We sometimes throw around the term burnout whenever we’re feeling overwhelmed or stressed, so we think it’s important to clarify some myths and misconceptions.



While long hours can definitely contribute to feelings of burnout, it’s often more about how you feel while working than just how much you work. This is why we recommend taking frequent breaks throughout the day for your mental and physical well being. One of our favorite methods for people who spend a lot of time on screens is the 20-20-20 rule, which encourages that after spending 20 minutes on the computer, a person should spend 20 seconds looking at an object 20 feet away. This is because it takes about 20 seconds for your eyes to rest. This is also the perfect opportunity to remind yourself to hydrate or to take a few deep breaths and stretch. We recommend setting a calendar reminder or pop up for these mini breaks.



Although burnout is connected to work-related stress, the signs and symptoms of someone experiencing stress are different than those of burnout.
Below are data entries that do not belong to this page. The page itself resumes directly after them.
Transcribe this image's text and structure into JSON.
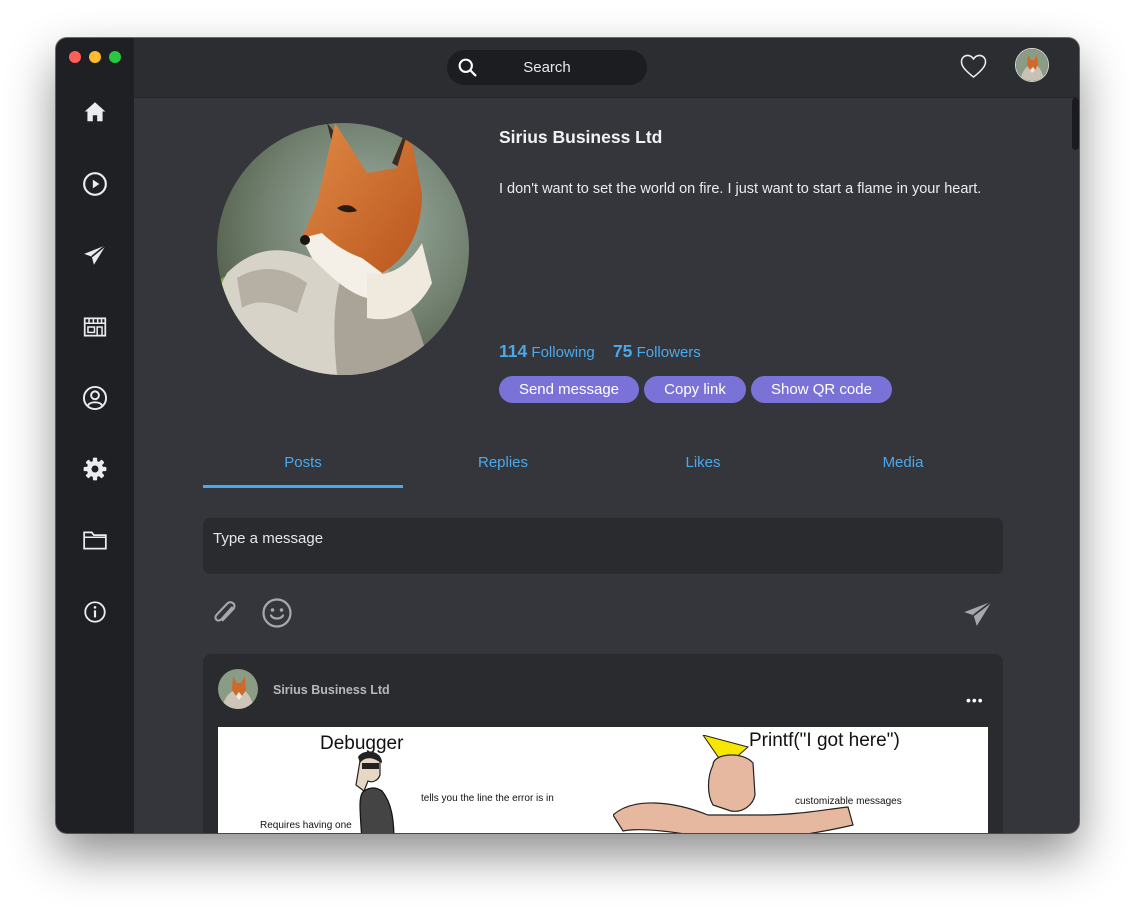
{
  "window": {
    "traffic_lights": [
      "close",
      "minimize",
      "zoom"
    ]
  },
  "sidebar": {
    "items": [
      {
        "icon": "home-icon"
      },
      {
        "icon": "play-circle-icon"
      },
      {
        "icon": "paper-plane-icon"
      },
      {
        "icon": "store-icon"
      },
      {
        "icon": "user-circle-icon"
      },
      {
        "icon": "gear-icon"
      },
      {
        "icon": "folder-icon"
      },
      {
        "icon": "info-icon"
      }
    ]
  },
  "topbar": {
    "search_label": "Search",
    "icons": [
      "search-icon",
      "heart-icon",
      "avatar"
    ]
  },
  "profile": {
    "name": "Sirius Business Ltd",
    "bio": "I don't want to set the world on fire. I just want to start a flame in your heart.",
    "following_count": "114",
    "following_label": "Following",
    "followers_count": "75",
    "followers_label": "Followers",
    "buttons": {
      "send_message": "Send message",
      "copy_link": "Copy link",
      "show_qr": "Show QR code"
    }
  },
  "tabs": [
    {
      "label": "Posts",
      "active": true
    },
    {
      "label": "Replies",
      "active": false
    },
    {
      "label": "Likes",
      "active": false
    },
    {
      "label": "Media",
      "active": false
    }
  ],
  "composer": {
    "placeholder": "Type a message",
    "icons": [
      "paperclip-icon",
      "emoji-icon",
      "send-icon"
    ]
  },
  "post": {
    "author": "Sirius Business Ltd",
    "more_label": "•••",
    "image": {
      "left_title": "Debugger",
      "left_caption_1": "tells you the line the error is in",
      "left_caption_2": "Requires having one",
      "right_title": "Printf(\"I got here\")",
      "right_caption_1": "customizable messages"
    }
  },
  "colors": {
    "accent": "#4aa9ec",
    "button": "#7a72d6",
    "background": "#35363b",
    "sidebar": "#1f2024"
  }
}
Stress usually causes employees to over-engage with their work, while someone who is burned out will exhibit symptoms like disengagement and a lack of productivity due to feeling detached. Additionally, the symptoms of stress are primarily physical while those of burnout are primarily psychological.
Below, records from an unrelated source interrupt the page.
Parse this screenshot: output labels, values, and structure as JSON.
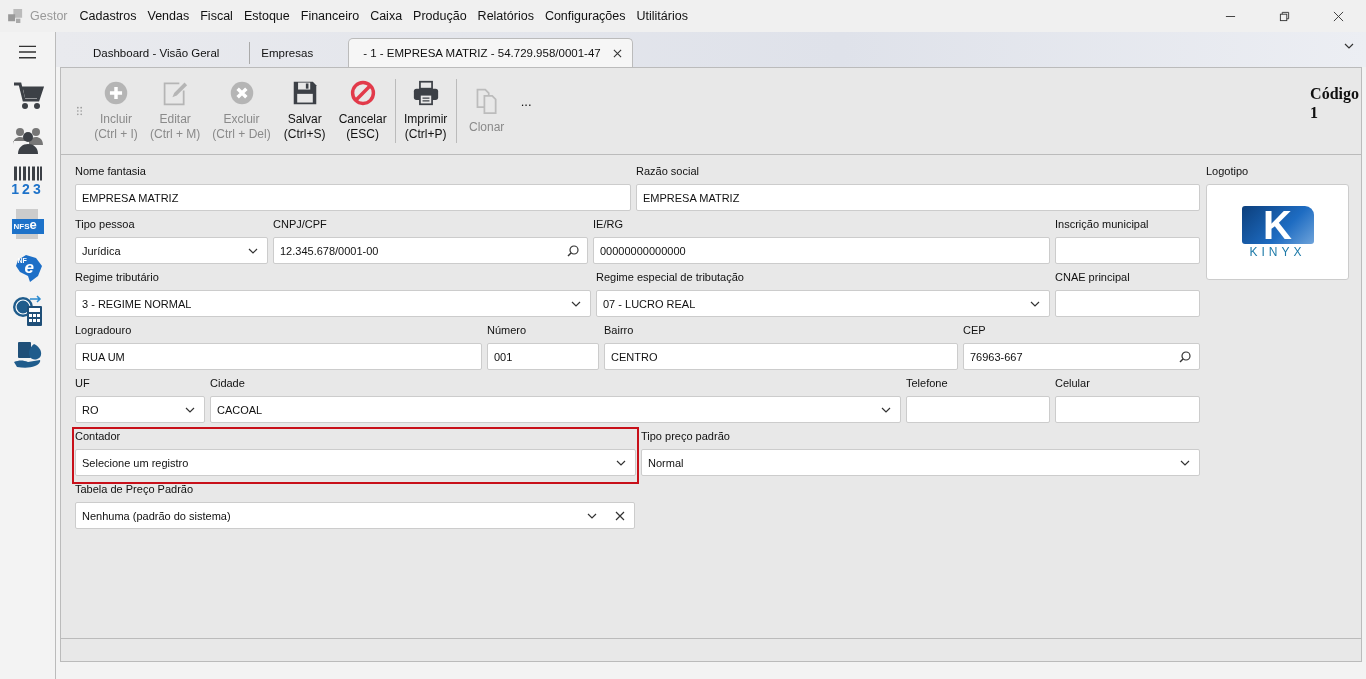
{
  "app": {
    "title": "Gestor"
  },
  "menu": [
    {
      "label": "Cadastros"
    },
    {
      "label": "Vendas"
    },
    {
      "label": "Fiscal"
    },
    {
      "label": "Estoque"
    },
    {
      "label": "Financeiro"
    },
    {
      "label": "Caixa"
    },
    {
      "label": "Produção"
    },
    {
      "label": "Relatórios"
    },
    {
      "label": "Configurações"
    },
    {
      "label": "Utilitários"
    }
  ],
  "sidebar": [
    {
      "kind": "cart"
    },
    {
      "kind": "people"
    },
    {
      "kind": "barcode",
      "text": "123"
    },
    {
      "kind": "nfse",
      "text": "NFS",
      "text_2": "e"
    },
    {
      "kind": "nfe",
      "text": "NF",
      "text_2": "e"
    },
    {
      "kind": "calc"
    },
    {
      "kind": "money"
    }
  ],
  "tabs": [
    {
      "label": "Dashboard - Visão Geral",
      "selected": false,
      "closable": false
    },
    {
      "label": "Empresas",
      "selected": false,
      "closable": false
    },
    {
      "label": "- 1 - EMPRESA MATRIZ - 54.729.958/0001-47",
      "selected": true,
      "closable": true
    }
  ],
  "toolbar": [
    {
      "kind": "add",
      "label": "Incluir",
      "shortcut": "(Ctrl + I)",
      "disabled": true
    },
    {
      "kind": "edit",
      "label": "Editar",
      "shortcut": "(Ctrl + M)",
      "disabled": true
    },
    {
      "kind": "delete",
      "label": "Excluir",
      "shortcut": "(Ctrl + Del)",
      "disabled": true
    },
    {
      "kind": "save",
      "label": "Salvar",
      "shortcut": "(Ctrl+S)",
      "disabled": false
    },
    {
      "kind": "cancel",
      "label": "Cancelar",
      "shortcut": "(ESC)",
      "disabled": false
    },
    {
      "kind": "print",
      "label": "Imprimir",
      "shortcut": "(Ctrl+P)",
      "disabled": false
    },
    {
      "kind": "clone",
      "label": "Clonar",
      "disabled": true
    }
  ],
  "more": "...",
  "code": {
    "label": "Código",
    "value": "1"
  },
  "form": [
    [
      {
        "label": "Nome fantasia",
        "value": "EMPRESA MATRIZ",
        "kind": "text"
      },
      {
        "label": "Razão social",
        "value": "EMPRESA MATRIZ",
        "kind": "text"
      }
    ],
    [
      {
        "label": "Tipo pessoa",
        "value": "Jurídica",
        "kind": "select"
      },
      {
        "label": "CNPJ/CPF",
        "value": "12.345.678/0001-00",
        "kind": "search"
      },
      {
        "label": "IE/RG",
        "value": "00000000000000",
        "kind": "text"
      },
      {
        "label": "Inscrição municipal",
        "kind": "text"
      }
    ],
    [
      {
        "label": "Regime tributário",
        "value": "3 - REGIME NORMAL",
        "kind": "select"
      },
      {
        "label": "Regime especial de tributação",
        "value": "07 - LUCRO REAL",
        "kind": "select"
      },
      {
        "label": "CNAE principal",
        "kind": "text"
      }
    ],
    [
      {
        "label": "Logradouro",
        "value": "RUA UM",
        "kind": "text"
      },
      {
        "label": "Número",
        "value": "001",
        "kind": "text"
      },
      {
        "label": "Bairro",
        "value": "CENTRO",
        "kind": "text"
      },
      {
        "label": "CEP",
        "value": "76963-667",
        "kind": "search"
      }
    ],
    [
      {
        "label": "UF",
        "value": "RO",
        "kind": "select"
      },
      {
        "label": "Cidade",
        "value": "CACOAL",
        "kind": "select"
      },
      {
        "label": "Telefone",
        "kind": "text"
      },
      {
        "label": "Celular",
        "kind": "text"
      }
    ],
    [
      {
        "label": "Contador",
        "value": "Selecione um registro",
        "kind": "select",
        "highlighted": true
      },
      {
        "label": "Tipo preço padrão",
        "value": "Normal",
        "kind": "select",
        "highlighted": false
      }
    ],
    [
      {
        "label": "Tabela de Preço Padrão",
        "value": "Nenhuma (padrão do sistema)",
        "kind": "select_clear"
      }
    ]
  ],
  "logo": {
    "label": "Logotipo",
    "mark": "K",
    "name": "KINYX"
  }
}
While the symptoms can be similar and they can be linked, it’s important to differentiate burnout and depression as they have very different treatment paths. With burnout, most problems are related to work and adjustments made to your work will typically help. Depression has symptoms that burnout doesn’t usually exhibit, including low self-esteem and feelings of hopelessness. With depression, treatments such as therapy or medication might be needed.
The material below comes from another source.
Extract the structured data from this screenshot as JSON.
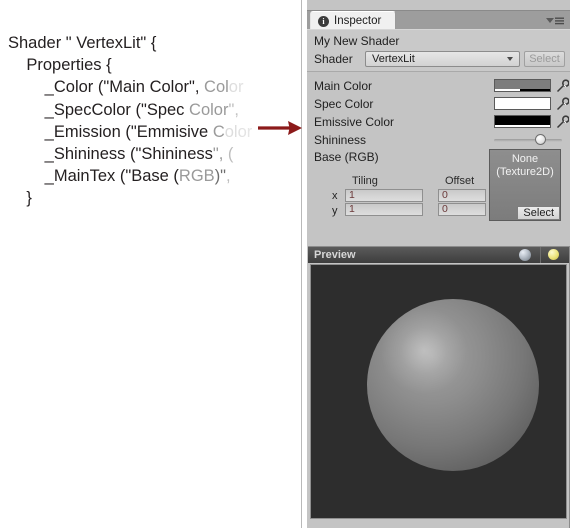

Burnout can feel isolating, but it’s helpful to remember that it’s actually very common. According to a recent Gallup poll, 76% of employees experience burnout at work at least sometimes. In fact, only 4% of people surveyed say they never experience it. In 2020 alone, there was an estimated 33% rise in feelings of burnout as the lines between work and home became very blurred for many.



So you’re feeling burned out. What should you do? Depending on your industry and situation, you may have different levels of control over your workday and environment. One thing we know helps is to check in on yourself and those around you frequently so you can catch burnout early.



A few other tips that have helped us:


  • When you’re in work mode, think about being a candle instead of a match. A candle can last for many days burning brightly while a match puts in its all upfront and can’t last long. Thanks to the recent Call my Girlfriend podcast episode on burnout for this reference.
  • Set boundaries for your work hours and when you need to be on and available (and put these on your calendar so your colleagues know too). 
  • Take digital detoxes and/or scheduled extended periods of time away from your screen.
  • Take frequent short breaks throughout the day, ideally with some fresh air, movement, or stretching woven in.
  • Make plans to do things you enjoy and things that challenge you outside of your job and work hours. This gives you something to look forward to and also ensures you don’t work when you don’t have to. It also helps you find purpose in things other than work, which helps you have a healthier relationship with your work.
  • Take mental health days. We recommend doing this once a quarter if you can. We find that these days of checking in with ourselves and unplugging often help us recharge more than a vacation.
  • Think about why your work matters to you. This could be thinking about meaning behind the work itself, or what it allows you to do with other parts of your life. 

What has helped you fight burnout? Send us a note at or DM us @mondayslabs.